_Try it_: The answer must be every line of the records below that contains the word "packages".

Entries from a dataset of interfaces
::::::
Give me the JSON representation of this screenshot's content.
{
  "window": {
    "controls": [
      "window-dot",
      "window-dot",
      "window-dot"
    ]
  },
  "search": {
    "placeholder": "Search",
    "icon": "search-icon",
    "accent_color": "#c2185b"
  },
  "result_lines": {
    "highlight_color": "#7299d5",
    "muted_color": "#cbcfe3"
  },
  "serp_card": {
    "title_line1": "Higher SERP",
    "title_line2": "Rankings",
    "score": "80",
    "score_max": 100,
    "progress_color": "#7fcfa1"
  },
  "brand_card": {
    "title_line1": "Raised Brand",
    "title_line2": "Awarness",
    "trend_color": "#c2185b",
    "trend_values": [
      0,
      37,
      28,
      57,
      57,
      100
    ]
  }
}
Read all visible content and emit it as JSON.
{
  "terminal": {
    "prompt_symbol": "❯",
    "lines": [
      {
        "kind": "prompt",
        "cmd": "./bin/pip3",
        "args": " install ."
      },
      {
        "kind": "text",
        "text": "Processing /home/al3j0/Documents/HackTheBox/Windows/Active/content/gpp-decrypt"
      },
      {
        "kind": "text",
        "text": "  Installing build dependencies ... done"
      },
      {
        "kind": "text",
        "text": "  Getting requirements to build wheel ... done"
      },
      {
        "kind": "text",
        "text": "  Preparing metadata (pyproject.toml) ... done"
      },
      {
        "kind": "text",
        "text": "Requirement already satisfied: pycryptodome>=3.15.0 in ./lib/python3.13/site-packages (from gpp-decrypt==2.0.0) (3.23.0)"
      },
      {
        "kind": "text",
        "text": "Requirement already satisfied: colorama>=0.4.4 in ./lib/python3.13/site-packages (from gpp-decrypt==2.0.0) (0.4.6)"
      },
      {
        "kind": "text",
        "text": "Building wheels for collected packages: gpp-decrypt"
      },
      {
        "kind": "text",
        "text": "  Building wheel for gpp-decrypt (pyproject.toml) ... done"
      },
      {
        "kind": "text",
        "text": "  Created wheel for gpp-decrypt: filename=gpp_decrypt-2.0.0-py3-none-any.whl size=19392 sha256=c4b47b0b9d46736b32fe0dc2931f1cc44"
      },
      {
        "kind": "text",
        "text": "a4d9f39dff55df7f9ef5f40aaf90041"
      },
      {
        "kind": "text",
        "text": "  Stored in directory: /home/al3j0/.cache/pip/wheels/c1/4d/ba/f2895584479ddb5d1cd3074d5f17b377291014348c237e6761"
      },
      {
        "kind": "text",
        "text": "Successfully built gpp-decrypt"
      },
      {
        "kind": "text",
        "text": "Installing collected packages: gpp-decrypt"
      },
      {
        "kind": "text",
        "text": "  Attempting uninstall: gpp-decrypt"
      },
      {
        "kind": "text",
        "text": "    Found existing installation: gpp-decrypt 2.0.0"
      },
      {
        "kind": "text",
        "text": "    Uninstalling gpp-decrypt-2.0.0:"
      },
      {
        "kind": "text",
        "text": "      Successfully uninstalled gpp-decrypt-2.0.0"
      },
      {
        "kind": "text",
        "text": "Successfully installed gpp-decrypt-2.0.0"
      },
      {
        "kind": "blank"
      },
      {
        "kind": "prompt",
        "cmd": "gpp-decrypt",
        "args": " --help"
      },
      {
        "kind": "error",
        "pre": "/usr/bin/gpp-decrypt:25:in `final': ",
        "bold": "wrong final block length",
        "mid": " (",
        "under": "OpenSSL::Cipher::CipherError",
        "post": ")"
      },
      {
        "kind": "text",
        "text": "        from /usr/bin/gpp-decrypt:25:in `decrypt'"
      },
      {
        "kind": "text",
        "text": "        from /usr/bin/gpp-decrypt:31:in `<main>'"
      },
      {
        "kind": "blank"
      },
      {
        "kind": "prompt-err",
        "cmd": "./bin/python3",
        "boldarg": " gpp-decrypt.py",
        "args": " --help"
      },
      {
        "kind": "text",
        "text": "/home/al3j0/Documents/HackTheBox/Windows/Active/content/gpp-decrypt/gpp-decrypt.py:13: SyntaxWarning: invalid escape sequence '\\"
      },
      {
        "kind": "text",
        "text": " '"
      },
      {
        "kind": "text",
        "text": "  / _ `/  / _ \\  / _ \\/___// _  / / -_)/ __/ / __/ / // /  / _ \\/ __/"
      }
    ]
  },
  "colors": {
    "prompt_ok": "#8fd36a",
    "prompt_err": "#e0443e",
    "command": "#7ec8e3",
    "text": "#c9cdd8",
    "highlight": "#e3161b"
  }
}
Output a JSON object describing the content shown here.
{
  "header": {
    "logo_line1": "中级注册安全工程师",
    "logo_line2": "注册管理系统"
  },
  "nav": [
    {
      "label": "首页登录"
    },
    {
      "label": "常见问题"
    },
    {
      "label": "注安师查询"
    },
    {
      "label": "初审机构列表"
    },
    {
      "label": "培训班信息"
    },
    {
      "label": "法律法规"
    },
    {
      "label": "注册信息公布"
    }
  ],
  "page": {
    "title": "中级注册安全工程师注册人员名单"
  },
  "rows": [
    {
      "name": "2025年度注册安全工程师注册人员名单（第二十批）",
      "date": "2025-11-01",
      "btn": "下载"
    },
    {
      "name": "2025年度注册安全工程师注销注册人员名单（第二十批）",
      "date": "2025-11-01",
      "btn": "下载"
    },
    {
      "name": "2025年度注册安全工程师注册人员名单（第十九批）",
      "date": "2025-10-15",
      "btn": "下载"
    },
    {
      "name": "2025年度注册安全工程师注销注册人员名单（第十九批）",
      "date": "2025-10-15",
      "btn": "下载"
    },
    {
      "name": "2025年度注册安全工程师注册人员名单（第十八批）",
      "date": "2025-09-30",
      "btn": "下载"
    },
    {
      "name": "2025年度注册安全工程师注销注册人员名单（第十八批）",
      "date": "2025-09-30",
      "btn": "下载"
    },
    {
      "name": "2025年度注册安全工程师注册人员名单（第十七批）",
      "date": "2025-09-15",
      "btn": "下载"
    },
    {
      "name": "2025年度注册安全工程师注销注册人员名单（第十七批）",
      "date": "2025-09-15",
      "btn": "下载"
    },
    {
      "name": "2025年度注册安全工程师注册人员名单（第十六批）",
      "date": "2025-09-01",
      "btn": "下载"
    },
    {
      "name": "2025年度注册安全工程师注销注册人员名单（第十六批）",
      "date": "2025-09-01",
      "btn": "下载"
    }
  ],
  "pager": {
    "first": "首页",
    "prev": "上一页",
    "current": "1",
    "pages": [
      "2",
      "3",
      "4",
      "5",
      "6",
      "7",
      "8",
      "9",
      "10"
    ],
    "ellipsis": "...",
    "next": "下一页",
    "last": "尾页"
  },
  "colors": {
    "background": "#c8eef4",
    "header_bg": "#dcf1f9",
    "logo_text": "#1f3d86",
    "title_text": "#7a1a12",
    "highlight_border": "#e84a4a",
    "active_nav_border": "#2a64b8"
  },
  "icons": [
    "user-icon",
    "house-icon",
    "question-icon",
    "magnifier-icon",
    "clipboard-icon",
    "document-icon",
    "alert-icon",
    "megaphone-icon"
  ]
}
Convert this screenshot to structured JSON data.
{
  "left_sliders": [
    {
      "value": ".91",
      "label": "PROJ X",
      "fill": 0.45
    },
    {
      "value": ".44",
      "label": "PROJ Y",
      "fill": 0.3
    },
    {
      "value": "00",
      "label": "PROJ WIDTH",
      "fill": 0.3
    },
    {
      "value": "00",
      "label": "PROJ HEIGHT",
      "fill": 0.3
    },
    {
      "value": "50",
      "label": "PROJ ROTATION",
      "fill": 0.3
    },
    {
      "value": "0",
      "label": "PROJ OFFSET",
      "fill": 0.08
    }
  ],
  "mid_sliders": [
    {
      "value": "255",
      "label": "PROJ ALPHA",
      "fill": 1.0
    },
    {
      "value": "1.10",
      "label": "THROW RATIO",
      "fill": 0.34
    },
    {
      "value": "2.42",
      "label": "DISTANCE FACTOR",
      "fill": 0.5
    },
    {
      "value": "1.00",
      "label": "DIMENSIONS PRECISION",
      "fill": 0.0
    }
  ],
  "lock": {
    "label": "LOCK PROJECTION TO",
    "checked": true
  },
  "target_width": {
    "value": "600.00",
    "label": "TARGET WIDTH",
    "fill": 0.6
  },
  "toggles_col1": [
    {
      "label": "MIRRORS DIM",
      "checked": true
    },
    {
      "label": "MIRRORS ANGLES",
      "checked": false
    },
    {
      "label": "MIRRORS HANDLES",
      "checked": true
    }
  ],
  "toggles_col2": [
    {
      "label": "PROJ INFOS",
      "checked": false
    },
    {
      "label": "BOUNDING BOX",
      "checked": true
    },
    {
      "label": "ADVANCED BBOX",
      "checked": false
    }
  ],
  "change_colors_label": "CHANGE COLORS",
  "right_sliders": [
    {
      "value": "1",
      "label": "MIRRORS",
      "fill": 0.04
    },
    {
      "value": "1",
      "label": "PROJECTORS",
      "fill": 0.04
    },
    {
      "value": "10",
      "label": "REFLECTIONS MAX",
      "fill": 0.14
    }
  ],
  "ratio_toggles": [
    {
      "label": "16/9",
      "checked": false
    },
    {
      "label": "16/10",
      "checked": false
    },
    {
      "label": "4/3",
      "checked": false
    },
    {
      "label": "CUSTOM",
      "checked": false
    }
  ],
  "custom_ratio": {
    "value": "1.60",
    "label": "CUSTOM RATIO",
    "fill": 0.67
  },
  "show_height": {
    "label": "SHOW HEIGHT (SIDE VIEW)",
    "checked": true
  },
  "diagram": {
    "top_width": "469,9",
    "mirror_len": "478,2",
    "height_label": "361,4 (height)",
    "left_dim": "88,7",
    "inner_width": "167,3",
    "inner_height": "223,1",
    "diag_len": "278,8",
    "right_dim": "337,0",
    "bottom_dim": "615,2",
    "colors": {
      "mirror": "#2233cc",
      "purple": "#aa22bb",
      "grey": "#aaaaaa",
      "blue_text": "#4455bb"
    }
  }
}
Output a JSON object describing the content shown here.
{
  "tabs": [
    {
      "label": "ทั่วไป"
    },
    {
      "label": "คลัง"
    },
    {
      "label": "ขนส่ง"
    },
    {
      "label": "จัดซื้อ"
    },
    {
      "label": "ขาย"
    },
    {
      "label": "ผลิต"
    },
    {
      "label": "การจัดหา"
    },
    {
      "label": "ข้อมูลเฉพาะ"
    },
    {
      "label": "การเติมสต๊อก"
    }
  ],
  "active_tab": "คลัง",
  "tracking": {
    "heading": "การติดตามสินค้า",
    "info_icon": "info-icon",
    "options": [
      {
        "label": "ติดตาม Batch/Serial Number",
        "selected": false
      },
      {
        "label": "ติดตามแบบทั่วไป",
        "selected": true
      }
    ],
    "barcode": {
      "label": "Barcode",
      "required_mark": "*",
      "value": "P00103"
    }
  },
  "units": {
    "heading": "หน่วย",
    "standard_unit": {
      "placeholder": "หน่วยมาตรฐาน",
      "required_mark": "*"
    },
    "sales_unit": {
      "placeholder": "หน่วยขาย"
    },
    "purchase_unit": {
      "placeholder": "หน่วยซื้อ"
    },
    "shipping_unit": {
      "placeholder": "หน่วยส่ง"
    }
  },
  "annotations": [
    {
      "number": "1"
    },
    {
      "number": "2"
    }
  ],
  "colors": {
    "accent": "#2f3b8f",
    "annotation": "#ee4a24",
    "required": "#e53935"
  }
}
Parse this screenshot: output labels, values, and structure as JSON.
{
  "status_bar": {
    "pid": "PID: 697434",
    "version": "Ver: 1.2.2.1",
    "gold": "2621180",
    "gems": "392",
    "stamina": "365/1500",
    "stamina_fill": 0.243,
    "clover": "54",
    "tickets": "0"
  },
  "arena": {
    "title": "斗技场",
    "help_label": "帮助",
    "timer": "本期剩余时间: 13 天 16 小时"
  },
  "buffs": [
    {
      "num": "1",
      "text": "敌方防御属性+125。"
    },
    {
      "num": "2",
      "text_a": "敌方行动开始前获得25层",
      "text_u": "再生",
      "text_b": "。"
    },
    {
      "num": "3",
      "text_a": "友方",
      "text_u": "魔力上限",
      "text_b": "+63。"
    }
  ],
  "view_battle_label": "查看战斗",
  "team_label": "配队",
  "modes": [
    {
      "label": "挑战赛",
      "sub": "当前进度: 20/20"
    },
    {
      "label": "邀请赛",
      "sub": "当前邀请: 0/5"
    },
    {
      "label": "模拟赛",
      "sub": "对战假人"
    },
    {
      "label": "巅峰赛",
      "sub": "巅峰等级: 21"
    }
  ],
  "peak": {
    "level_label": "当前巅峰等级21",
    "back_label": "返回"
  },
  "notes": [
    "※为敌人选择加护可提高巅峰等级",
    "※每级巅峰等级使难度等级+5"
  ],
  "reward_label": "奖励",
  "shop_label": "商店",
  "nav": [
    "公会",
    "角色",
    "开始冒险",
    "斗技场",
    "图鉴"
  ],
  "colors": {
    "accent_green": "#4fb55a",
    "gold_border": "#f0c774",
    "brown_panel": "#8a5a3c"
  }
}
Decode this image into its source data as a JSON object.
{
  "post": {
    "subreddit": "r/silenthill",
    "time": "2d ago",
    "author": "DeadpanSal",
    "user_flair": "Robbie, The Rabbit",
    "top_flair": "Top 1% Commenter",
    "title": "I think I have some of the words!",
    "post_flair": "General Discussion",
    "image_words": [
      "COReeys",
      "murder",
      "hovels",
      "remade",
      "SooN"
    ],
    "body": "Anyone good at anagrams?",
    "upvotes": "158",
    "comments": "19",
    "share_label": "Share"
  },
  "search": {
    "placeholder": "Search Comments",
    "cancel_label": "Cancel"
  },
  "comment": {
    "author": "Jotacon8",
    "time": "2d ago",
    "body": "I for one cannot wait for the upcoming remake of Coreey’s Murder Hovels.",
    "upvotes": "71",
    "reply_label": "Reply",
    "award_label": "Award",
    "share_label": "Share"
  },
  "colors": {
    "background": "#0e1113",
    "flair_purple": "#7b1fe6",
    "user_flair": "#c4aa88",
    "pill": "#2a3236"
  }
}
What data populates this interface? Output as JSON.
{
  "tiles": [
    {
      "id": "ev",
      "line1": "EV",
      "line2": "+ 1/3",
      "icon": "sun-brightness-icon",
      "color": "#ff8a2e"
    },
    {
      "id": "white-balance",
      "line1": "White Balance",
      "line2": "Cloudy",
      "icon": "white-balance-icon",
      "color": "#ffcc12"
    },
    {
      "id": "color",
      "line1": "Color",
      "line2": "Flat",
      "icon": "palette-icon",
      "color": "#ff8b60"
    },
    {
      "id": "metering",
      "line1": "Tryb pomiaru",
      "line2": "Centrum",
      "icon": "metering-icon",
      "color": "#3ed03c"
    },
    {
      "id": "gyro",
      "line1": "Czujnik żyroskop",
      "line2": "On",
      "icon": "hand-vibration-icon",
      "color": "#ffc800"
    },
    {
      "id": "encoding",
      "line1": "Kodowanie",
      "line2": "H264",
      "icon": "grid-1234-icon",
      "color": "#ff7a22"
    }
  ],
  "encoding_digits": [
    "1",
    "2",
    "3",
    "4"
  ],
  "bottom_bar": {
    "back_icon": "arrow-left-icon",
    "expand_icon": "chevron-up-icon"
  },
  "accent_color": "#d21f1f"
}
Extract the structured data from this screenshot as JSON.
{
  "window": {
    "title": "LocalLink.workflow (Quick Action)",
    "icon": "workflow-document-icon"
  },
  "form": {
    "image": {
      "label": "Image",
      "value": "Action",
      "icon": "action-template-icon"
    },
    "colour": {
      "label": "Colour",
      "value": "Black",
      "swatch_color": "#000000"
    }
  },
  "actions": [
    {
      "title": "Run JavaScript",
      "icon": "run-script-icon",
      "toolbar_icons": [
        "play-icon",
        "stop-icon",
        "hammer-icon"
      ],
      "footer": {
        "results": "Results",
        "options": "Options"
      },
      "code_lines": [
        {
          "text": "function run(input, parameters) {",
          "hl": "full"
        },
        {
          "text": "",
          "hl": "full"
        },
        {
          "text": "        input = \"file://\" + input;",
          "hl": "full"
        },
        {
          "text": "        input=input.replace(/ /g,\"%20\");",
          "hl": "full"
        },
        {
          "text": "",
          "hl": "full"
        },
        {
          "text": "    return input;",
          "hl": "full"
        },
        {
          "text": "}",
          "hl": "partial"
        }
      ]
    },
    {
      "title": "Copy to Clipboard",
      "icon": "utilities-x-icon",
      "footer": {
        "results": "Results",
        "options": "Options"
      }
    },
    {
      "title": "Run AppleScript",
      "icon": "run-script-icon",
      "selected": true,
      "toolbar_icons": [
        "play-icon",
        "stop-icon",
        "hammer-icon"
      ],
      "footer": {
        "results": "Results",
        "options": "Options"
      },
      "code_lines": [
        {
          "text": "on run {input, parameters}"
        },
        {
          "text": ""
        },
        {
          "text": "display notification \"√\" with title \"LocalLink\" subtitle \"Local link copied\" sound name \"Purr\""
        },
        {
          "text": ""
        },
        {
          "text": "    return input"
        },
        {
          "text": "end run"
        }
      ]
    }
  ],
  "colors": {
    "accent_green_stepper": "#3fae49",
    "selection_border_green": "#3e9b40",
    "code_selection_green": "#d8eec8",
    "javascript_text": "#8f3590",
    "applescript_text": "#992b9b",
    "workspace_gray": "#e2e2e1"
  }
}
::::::
_Solution to this task_:
        "text": "Requirement already satisfied: pycryptodome>=3.15.0 in ./lib/python3.13/site-packages (from gpp-decrypt==2.0.0) (3.23.0)"
        "text": "Requirement already satisfied: colorama>=0.4.4 in ./lib/python3.13/site-packages (from gpp-decrypt==2.0.0) (0.4.6)"
        "text": "Building wheels for collected packages: gpp-decrypt"
        "text": "Installing collected packages: gpp-decrypt"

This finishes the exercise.